The Aurelian Wall is by no means the first wall around Rome. For a while the Empire thought its borders were secure enough effectively to be Rome’s walls, but that changed in the 3rd century AD, when tensions and insecurity permeated Roman society. For the first time in 700 years, Rome needed a new wall. The Emperor Aurelian caused the wall to be built between 270 and 275 AD, which seems to me a phenomenally short time, given the size and scope of the thing -- 12.5 miles long and fortified every 100 feet with a tower. Building was, apparently, a private-public partnership that involved the army and private builders.

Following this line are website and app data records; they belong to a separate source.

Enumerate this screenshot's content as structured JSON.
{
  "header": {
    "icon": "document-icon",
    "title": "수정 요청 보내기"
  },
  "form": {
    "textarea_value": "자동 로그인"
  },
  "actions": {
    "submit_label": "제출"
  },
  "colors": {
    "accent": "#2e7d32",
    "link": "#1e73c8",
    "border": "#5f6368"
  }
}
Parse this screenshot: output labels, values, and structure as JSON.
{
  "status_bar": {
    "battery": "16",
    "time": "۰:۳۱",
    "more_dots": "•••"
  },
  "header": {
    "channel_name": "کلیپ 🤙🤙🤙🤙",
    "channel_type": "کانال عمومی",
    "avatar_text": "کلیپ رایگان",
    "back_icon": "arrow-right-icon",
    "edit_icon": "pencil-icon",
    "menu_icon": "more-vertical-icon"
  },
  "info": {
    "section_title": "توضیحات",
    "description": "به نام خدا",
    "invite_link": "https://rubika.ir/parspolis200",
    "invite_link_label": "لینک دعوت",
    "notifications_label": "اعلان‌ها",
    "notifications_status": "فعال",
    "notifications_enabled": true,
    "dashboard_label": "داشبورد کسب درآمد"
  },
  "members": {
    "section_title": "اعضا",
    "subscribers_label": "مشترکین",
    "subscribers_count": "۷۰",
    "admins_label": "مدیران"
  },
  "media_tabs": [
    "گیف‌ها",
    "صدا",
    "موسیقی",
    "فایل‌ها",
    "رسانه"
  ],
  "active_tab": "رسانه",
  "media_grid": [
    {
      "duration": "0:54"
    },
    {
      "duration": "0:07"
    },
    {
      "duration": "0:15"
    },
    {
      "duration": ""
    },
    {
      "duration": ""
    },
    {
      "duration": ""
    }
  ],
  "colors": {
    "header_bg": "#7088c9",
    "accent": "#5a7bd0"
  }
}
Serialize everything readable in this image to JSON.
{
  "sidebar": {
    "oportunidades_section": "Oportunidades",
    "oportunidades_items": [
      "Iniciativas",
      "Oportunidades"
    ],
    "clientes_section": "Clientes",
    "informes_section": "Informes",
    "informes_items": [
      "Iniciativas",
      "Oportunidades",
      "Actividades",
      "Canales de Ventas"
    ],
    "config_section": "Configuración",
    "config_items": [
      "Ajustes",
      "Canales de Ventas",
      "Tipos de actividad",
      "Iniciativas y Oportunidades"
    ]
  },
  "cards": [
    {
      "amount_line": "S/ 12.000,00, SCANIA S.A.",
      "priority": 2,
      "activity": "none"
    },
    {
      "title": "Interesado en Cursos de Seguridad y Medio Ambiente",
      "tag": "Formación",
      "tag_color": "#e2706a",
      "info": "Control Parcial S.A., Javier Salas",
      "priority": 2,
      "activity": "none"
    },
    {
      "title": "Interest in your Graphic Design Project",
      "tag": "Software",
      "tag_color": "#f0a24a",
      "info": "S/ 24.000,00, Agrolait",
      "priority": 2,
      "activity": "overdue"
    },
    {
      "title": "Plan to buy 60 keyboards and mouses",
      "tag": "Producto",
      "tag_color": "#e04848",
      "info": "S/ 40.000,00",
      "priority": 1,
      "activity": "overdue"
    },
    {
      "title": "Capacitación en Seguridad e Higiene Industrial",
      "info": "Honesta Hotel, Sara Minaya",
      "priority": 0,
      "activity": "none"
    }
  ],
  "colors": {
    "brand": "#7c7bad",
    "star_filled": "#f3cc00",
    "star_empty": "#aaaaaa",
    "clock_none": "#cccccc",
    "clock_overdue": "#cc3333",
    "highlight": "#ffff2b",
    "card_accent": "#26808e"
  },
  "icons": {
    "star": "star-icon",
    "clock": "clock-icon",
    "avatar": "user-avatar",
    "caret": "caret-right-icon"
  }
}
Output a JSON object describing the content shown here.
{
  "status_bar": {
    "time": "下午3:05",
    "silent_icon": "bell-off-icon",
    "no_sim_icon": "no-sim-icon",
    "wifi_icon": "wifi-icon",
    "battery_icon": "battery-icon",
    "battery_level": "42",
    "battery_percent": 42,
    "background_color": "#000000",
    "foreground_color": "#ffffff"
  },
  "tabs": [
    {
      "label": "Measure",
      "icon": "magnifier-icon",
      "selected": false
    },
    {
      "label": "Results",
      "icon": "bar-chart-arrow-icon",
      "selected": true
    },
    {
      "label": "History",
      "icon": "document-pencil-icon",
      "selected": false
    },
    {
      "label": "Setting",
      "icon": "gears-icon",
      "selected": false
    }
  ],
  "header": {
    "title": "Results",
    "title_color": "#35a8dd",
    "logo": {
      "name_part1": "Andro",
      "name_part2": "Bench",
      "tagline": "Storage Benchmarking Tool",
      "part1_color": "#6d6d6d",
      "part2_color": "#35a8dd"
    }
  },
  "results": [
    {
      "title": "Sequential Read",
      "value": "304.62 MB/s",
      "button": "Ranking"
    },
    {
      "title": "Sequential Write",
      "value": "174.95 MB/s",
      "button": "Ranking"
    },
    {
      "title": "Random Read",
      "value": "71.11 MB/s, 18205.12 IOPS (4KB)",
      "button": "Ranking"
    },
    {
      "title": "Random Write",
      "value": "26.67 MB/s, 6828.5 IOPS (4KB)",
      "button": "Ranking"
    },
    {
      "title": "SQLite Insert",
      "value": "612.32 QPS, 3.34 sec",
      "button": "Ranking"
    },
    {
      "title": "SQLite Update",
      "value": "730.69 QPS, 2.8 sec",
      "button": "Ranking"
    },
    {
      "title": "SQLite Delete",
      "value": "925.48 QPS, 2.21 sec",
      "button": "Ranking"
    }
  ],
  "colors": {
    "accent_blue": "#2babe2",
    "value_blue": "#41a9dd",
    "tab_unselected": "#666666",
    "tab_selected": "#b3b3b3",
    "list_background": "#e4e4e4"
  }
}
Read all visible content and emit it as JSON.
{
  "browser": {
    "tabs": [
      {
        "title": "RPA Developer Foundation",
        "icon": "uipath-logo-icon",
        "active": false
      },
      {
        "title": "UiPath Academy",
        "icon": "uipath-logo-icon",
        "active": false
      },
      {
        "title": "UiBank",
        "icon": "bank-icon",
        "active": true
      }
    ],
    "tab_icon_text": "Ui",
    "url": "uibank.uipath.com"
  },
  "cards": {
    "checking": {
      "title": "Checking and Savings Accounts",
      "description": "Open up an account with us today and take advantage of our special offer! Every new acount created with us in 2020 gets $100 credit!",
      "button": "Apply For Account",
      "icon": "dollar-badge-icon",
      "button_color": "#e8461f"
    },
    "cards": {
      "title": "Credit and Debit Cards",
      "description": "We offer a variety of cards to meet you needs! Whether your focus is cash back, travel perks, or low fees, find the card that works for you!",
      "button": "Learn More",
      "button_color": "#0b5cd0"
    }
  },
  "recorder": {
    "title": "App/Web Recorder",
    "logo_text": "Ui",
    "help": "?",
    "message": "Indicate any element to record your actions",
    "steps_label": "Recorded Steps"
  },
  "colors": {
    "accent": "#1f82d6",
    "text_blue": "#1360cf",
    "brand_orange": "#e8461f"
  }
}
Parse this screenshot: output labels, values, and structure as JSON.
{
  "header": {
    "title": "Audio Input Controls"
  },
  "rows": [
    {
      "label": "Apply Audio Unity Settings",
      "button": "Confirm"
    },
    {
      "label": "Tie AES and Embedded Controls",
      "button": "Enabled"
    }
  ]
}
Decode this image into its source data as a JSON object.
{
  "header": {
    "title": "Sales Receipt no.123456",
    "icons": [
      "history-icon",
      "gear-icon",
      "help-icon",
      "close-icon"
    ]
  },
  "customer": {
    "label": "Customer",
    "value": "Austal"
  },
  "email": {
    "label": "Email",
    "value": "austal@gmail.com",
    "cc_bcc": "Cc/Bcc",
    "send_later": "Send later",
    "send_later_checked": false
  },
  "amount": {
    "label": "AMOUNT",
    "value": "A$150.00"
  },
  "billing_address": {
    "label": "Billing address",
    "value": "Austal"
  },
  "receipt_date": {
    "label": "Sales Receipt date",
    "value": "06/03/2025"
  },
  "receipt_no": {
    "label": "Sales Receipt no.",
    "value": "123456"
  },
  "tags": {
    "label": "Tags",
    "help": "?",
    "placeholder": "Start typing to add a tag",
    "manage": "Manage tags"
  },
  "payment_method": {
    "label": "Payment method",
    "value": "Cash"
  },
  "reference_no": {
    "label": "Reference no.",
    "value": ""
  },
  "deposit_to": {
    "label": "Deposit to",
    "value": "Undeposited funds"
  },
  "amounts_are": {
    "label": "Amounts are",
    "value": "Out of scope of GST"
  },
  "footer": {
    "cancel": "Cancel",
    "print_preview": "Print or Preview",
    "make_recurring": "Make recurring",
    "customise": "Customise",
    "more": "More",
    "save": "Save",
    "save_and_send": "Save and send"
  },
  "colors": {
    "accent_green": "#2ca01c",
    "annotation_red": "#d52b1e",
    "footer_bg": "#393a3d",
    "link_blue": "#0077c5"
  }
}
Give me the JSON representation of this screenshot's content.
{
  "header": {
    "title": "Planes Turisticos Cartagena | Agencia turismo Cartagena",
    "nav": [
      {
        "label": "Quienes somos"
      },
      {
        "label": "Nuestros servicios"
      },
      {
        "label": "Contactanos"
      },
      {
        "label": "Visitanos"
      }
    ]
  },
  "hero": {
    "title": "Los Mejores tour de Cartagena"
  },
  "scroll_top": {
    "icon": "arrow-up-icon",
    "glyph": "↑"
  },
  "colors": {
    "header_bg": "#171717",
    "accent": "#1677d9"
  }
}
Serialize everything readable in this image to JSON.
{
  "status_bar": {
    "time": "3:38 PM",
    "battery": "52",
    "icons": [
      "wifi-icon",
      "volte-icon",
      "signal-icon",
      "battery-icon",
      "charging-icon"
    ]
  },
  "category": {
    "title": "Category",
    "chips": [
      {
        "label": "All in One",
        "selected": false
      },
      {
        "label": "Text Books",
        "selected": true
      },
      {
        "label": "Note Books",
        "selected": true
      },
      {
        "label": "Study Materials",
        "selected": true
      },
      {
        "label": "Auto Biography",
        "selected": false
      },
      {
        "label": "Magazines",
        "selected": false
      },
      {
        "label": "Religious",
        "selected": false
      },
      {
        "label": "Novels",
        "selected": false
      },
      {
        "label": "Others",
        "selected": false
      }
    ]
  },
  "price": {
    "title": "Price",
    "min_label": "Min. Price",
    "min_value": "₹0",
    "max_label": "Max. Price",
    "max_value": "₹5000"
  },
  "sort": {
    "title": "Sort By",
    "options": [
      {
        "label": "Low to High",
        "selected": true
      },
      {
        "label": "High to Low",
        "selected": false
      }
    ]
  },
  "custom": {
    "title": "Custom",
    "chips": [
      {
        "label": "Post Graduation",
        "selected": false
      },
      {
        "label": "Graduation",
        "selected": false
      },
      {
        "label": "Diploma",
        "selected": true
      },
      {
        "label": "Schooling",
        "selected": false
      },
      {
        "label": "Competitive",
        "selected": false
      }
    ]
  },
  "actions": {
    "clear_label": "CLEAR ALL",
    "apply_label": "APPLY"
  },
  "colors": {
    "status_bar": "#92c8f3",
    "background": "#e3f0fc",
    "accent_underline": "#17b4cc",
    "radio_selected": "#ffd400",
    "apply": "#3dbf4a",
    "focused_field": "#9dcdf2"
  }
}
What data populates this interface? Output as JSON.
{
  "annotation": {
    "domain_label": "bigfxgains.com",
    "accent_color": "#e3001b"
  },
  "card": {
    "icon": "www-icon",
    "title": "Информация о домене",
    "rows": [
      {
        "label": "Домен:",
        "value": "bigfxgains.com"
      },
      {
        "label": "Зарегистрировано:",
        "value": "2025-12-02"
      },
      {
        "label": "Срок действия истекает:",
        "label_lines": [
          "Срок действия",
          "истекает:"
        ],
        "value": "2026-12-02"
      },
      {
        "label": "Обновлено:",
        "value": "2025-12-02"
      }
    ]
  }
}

There are 40 major gates and several minor ones and originally, as can be seen in the photo, the walls were only about half their finished height. Building fast, the walls made use of anything to hand, incorporating a small colosseum that stood here, near the church of Santa Croce in Gerusalemme. That church was built much later than the wall and was founded by Helena, mother of Constantine. It was Constantine who founded San Giovanni in Laterano. Santa Croce has a good collection of relics, including not only three fragments of the True Cross, but also a nail, two thorns (from the crown of the same) and a finger bone said to have belonged to St Thomas.